It is one of the most remarkable recent findings, that a twisted bilayer at the “magic angle” of 1.2° turns from a semimetal into a superconductor (Cao, Y. et al. Nature 556, 43–50 (2018)). Our group has contributed to graphene research since 2011, with major contributions on ultraclean suspended graphene and — since recent— also on encapsulated graphene and other van der Waals materials such as NbSe2 and WTe2. The former is a well-known superconductor, while the later is a Dirac/Weyl semimetal or in case of a monolayer a topological insulator.

The phenomenal transition of twisted bilayer into a superconducting state is believed to be due to so-called “flat bands”, which arise in superlattices, for example, in twisted bilayer. Instead of having a linear “Dirac spectrum”, like in monolayer graphene, the electronic bands assume a small curvature, and hence a large mass due to hybridization of the Dirac cones of the two layers. This seem to increase the superconducting coupling strength. In our own research, we have studied superlattices in aligned h-BN encapsulated graphene and found van-Hove singularities in transport studies with superconducting contacts. These are also places where the bands become rather flat.
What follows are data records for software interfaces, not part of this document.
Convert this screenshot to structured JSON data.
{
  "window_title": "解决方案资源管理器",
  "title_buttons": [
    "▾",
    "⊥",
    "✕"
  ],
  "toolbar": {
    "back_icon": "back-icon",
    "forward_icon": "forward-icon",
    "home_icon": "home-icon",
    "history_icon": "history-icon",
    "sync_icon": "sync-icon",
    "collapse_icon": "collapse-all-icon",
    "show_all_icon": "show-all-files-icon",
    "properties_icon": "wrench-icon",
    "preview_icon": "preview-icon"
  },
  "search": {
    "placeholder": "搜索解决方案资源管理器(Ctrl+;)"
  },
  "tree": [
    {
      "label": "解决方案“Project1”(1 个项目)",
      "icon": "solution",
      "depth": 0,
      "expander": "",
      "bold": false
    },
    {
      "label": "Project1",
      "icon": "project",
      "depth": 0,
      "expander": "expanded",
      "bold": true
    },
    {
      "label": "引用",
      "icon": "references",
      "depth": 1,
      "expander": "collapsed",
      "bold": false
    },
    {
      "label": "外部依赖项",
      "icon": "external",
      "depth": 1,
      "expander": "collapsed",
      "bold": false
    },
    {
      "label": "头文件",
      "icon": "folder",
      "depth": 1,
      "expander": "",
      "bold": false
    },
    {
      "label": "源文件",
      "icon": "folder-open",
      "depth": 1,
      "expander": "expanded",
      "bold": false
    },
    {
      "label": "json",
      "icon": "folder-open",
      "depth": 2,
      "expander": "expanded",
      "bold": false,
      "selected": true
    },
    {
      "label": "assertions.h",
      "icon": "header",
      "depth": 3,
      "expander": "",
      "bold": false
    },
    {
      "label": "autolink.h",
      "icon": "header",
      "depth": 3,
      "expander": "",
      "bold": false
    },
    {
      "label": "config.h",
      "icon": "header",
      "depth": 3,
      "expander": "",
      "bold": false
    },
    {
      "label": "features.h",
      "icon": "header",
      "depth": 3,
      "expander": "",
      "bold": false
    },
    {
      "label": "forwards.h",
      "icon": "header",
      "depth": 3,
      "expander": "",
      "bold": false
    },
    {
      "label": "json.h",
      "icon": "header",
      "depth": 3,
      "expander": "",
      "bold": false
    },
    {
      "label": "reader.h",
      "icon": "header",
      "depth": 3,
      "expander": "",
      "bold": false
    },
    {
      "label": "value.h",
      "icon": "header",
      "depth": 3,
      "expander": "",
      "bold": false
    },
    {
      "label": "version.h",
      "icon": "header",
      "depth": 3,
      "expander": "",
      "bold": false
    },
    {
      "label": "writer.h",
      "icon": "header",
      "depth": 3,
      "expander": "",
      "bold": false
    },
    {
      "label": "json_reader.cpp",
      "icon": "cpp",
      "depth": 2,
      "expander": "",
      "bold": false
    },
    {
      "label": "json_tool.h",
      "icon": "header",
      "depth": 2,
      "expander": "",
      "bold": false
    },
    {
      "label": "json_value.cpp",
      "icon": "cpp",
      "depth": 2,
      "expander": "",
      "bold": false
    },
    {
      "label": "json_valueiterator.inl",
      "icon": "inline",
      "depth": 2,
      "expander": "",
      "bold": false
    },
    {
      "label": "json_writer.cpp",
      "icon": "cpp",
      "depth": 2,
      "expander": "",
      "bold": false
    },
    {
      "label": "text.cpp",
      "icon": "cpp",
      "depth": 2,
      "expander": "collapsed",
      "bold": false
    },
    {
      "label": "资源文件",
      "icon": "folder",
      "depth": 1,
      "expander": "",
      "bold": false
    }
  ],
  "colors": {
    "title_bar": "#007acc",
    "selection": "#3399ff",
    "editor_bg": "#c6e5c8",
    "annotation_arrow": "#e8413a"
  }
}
In this thesis, the PhD applicant will first concentrate on twisted bilayer graphene and study superconducting properties using electron transport measurements at cryogenic temperature down to the milli-Kelvin regime. Josephson junctions shall be fabricated and used in RF and DC-SQUID geometries to measure the critical current, the current-phase relation and emission and absorption properties, see figures below.
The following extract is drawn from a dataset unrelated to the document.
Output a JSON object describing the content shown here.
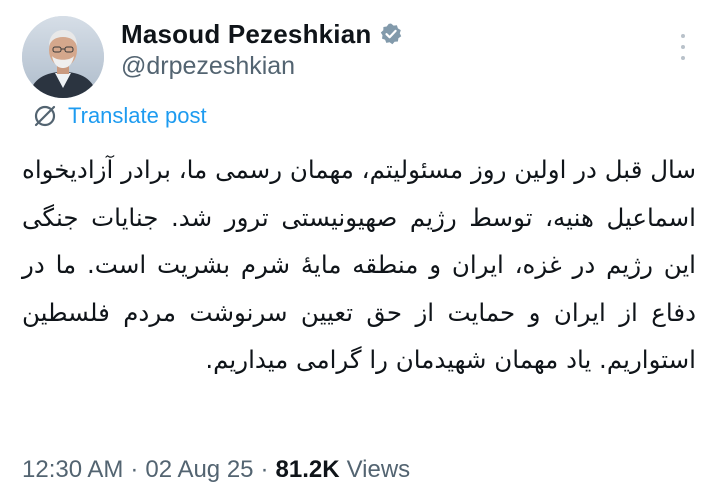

(a) Encapsulated graphene Hall-bar devices with the inset showing a “Fraunhofer-pattern” of the critical current of a graphene Josephson junction (JJ). (b) Principle of superlattice with indicated superlattice unit-cell in the center. (c) Measurement of a JJ in an RF-SQUID by microwave reflectometry, the principle of which is shown in figure (d). The frequency shift of the microwave \lambda/4 resonator with a bare frequency of ~3GHz is shown as a function of phase tuned by an external flux-coil.

We are looking for a highly motivated student (preferably a physicist) who is keen to explore fundamental aspects of quantum devices. You will design and fabricate your own devices using tailored nanowires and state-of-the-art micro- and nanofabrication.

All PhD fellows are expected to work in a team and collaborate with other PhD and postdoctoral fellows, as well as bachelor and master students joining the lab part of their time. Start of the project 1st of Jan. 2020 or earlier. Duration 3-4 years. Requirement: you need to have a profound understanding of quantum and solid state physics as it is taught in a physics curriculum.

To apply, please email to Christian.Schoenenberger@unibas.ch your short curriculum vitae including names and contact info of referees and scanned copies of grades. Please add a short statement (few lines only) on your motivation and your education / background  in quantum physics and solid-state physics.